On Monday I had a funny spot on my leg that I though might be a spider bite because it was black in the middle and irregularly shaped. Then I started to break out on my neck. An hour later I had a couple of spots on my arm. It was weird like this, it was like every half-hour to an hour I would notice a new spot that had started itching. The breaking out continued into Tuesday, and by Tuesday night I was blistered and begging Eric to bring something home. The next few days I experienced a feeling that probably best be described as my skin being on fire as it started to blister up really bad. We discussed the merits of popping blisters, which became moot because I ended up in so much pain that i just put band-aids over them and popped them by pushing on them, just to relieve some of the pressure from the blisters. I knew it was supposed to take 10-14 days to clear up, so I was going to give it until this Tuesday-Friday to see some improvement. I was trying everything for relief, special poison ivy scrubs, homeopathic gels and sprays, baking soda paste, cold packs, vinegar, Benadryl spray, vitamin C, vitamin C gel directly on the name it, I was using it. I think the vitamin C gel worked best.

So then last Saturday we went out to Cincinnati to pick up our kitchen cabinets. Mark fell while he was goofing, gave us a scare and we took him to the hospital to get checked out. Long story short, that kid has a noggin made of steel. My leg blisters popped while I was taking care of Mark at the hospital.

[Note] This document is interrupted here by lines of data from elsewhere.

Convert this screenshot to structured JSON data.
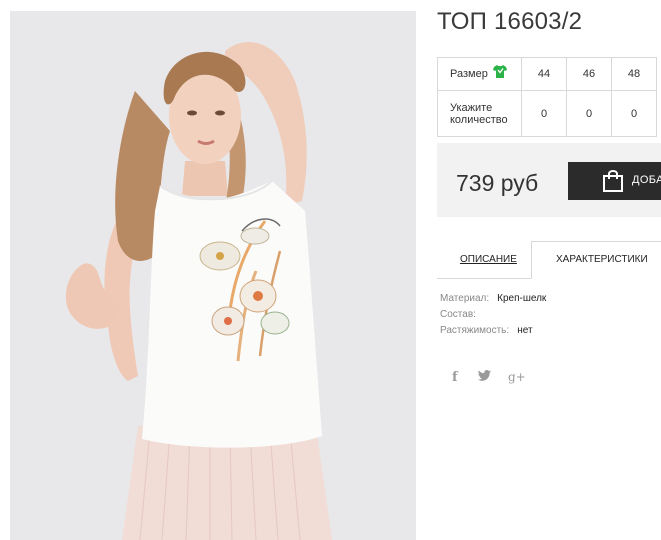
{
  "product": {
    "title": "ТОП 16603/2",
    "image_alt": "Model wearing white sleeveless top with flower print and pink pleated skirt"
  },
  "sizes": {
    "size_label": "Размер",
    "quantity_label_line1": "Укажите",
    "quantity_label_line2": "количество",
    "options": [
      {
        "size": "44",
        "qty": "0"
      },
      {
        "size": "46",
        "qty": "0"
      },
      {
        "size": "48",
        "qty": "0"
      }
    ],
    "icon": "tshirt-icon",
    "icon_color": "#2bb34a"
  },
  "purchase": {
    "price": "739 руб",
    "add_button_label": "ДОБА",
    "button_icon": "shopping-bag-icon",
    "button_color": "#2b2b2b"
  },
  "tabs": [
    {
      "label": "ОПИСАНИЕ",
      "active": false
    },
    {
      "label": "ХАРАКТЕРИСТИКИ",
      "active": true
    }
  ],
  "specs": [
    {
      "key": "Материал:",
      "value": "Креп-шелк"
    },
    {
      "key": "Состав:",
      "value": ""
    },
    {
      "key": "Растяжимость:",
      "value": "нет"
    }
  ],
  "social": {
    "facebook": "f",
    "twitter": "twitter-icon",
    "google_plus": "g+"
  }
}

Monday morning I woke up with a new part of my leg itching, by the afternoon it was completely broken out in spots. This prompted concern from Eric, because we really couldn't identify any possible source of new exposure. He wanted me to go to the doctor, but I thought I saw some improvement. By Tuesday my arm was definitely better, looked less like a chemical burn and move like I was a stabbing victim- or had gotten into a very serious altercation with a feral cat, my neck wasn't bothering me at all.

My legs were a different story. I had now begun cleaning them with rubbing alcohol and putting neosporin and band-aids on them because they had new blisters. They were really really red. The big spot (see pic below) kept blistering wherever it wasn't covered. I started worrying about staph a little bit now. I still thought it *might* be improving though. On Wednesday or Thursday I realized the new outbreak on the one leg was impetigo- but I was doing to right thing with cleaning and treating it with neosporin. I was holding out hope to see some improvement on that giant spot, which by now was bright red, not getting small, and felt like an orange peel. With the impetigo not improving, and my big scary red spot, I realized I had to go to the doctor. Fortunately our doctor runs a walk-in 7 days a week, so we headed out first thing Friday. The diagnosis - I was doing everything right and it was good to wait and see, but yes, I had a secondary infection for sure. I had cellulitis on the one leg and impetigo on the other. She cultured the blisters and after researching to see what was safe for a nursing mom, I received a two phase steroid shot and four prescriptions. A steroid, an antibiotic, an antibiotic ointment, and Diflucan for the antibiotic. Within hours, I could see some improvement, and today my skin is starting to feel like skin again.

So here are a couple of pics, the spots are much smaller and no longer red. The splotch of cellulitis is about the same size, but no longer bright red and leathery. The posion ivy up and down my legs is basically gone, I have a stubborn spot of something on my foot, but it's improving. My arms and neck are not bothering me at all, just a bit scarred and red still.

So I think I'll be much much more wary of poison ivy in the future! I also really really want to eradicate it. That probably leaves me glaring at it from a distance :)